WHAT IS NEEDED
Print all of the data exactly, but drop the pictures.

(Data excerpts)
··········
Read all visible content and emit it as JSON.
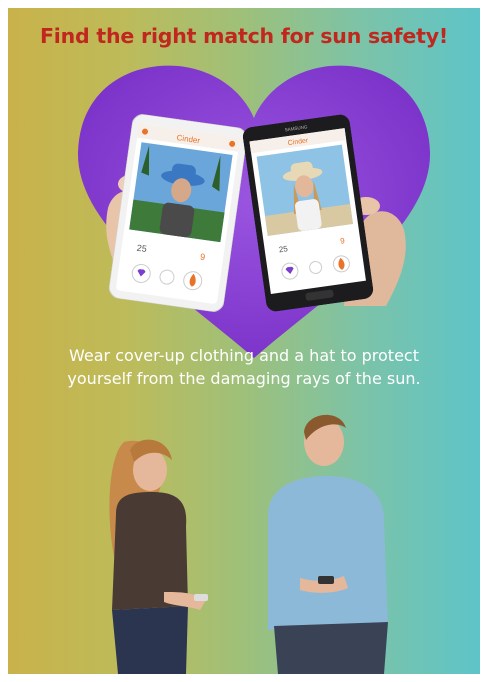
{
  "headline": "Find the right match for sun safety!",
  "message": {
    "line1": "Wear cover-up clothing and a hat to protect",
    "line2": "yourself from the damaging rays of the sun."
  },
  "app": {
    "brand": "Cinder",
    "phone_a_stats": {
      "left": "25",
      "right": "9"
    },
    "phone_b_stats": {
      "left": "25",
      "right": "9"
    },
    "phone_b_maker": "SAMSUNG"
  },
  "colors": {
    "headline": "#c0281f",
    "heart": "#8a3fd1",
    "accent_orange": "#e8742a",
    "like_purple": "#7b3fd0"
  }
}
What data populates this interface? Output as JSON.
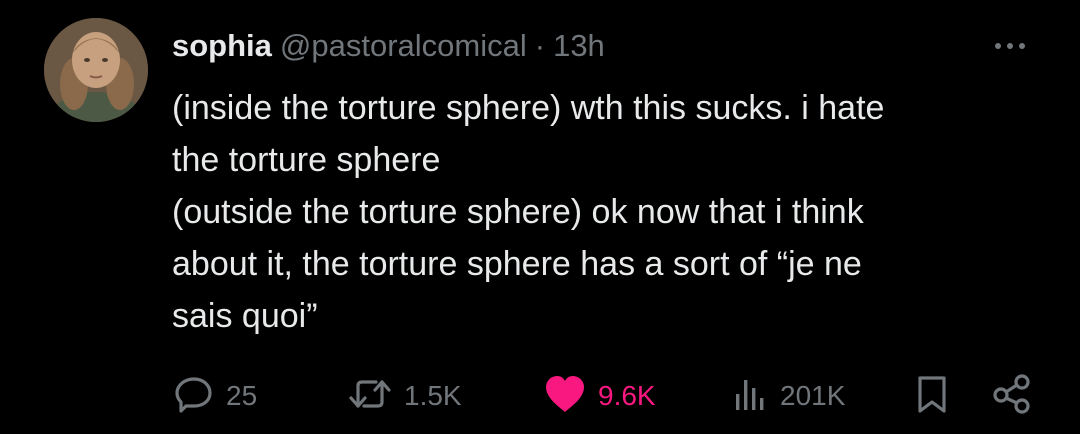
{
  "author": {
    "display_name": "sophia",
    "handle": "@pastoralcomical",
    "separator": "·",
    "time": "13h"
  },
  "tweet": {
    "lines": [
      "(inside the torture sphere) wth this sucks. i hate",
      "the torture sphere",
      "(outside the torture sphere) ok now that i think",
      "about it, the torture sphere has a sort of “je ne",
      "sais quoi”"
    ]
  },
  "actions": {
    "reply": {
      "icon": "reply-icon",
      "count": "25"
    },
    "retweet": {
      "icon": "retweet-icon",
      "count": "1.5K"
    },
    "like": {
      "icon": "heart-icon",
      "count": "9.6K",
      "liked": true
    },
    "views": {
      "icon": "views-icon",
      "count": "201K"
    },
    "bookmark": {
      "icon": "bookmark-icon"
    },
    "share": {
      "icon": "share-icon"
    }
  },
  "colors": {
    "background": "#000000",
    "primary_text": "#e7e9ea",
    "secondary_text": "#71767b",
    "like_pink": "#f91880"
  }
}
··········
RESULT OF THIS EXERCISE
Read all visible content and emit it as JSON.
{
  "headline": "Find the right match for sun safety!",
  "message": {
    "line1": "Wear cover-up clothing and a hat to protect",
    "line2": "yourself from the damaging rays of the sun."
  },
  "app": {
    "brand": "Cinder",
    "phone_a_stats": {
      "left": "25",
      "right": "9"
    },
    "phone_b_stats": {
      "left": "25",
      "right": "9"
    },
    "phone_b_maker": "SAMSUNG"
  },
  "colors": {
    "headline": "#c0281f",
    "heart": "#8a3fd1",
    "accent_orange": "#e8742a",
    "like_purple": "#7b3fd0"
  }
}
What data populates this interface? Output as JSON.
{
  "author": {
    "display_name": "sophia",
    "handle": "@pastoralcomical",
    "separator": "·",
    "time": "13h"
  },
  "tweet": {
    "lines": [
      "(inside the torture sphere) wth this sucks. i hate",
      "the torture sphere",
      "(outside the torture sphere) ok now that i think",
      "about it, the torture sphere has a sort of “je ne",
      "sais quoi”"
    ]
  },
  "actions": {
    "reply": {
      "icon": "reply-icon",
      "count": "25"
    },
    "retweet": {
      "icon": "retweet-icon",
      "count": "1.5K"
    },
    "like": {
      "icon": "heart-icon",
      "count": "9.6K",
      "liked": true
    },
    "views": {
      "icon": "views-icon",
      "count": "201K"
    },
    "bookmark": {
      "icon": "bookmark-icon"
    },
    "share": {
      "icon": "share-icon"
    }
  },
  "colors": {
    "background": "#000000",
    "primary_text": "#e7e9ea",
    "secondary_text": "#71767b",
    "like_pink": "#f91880"
  }
}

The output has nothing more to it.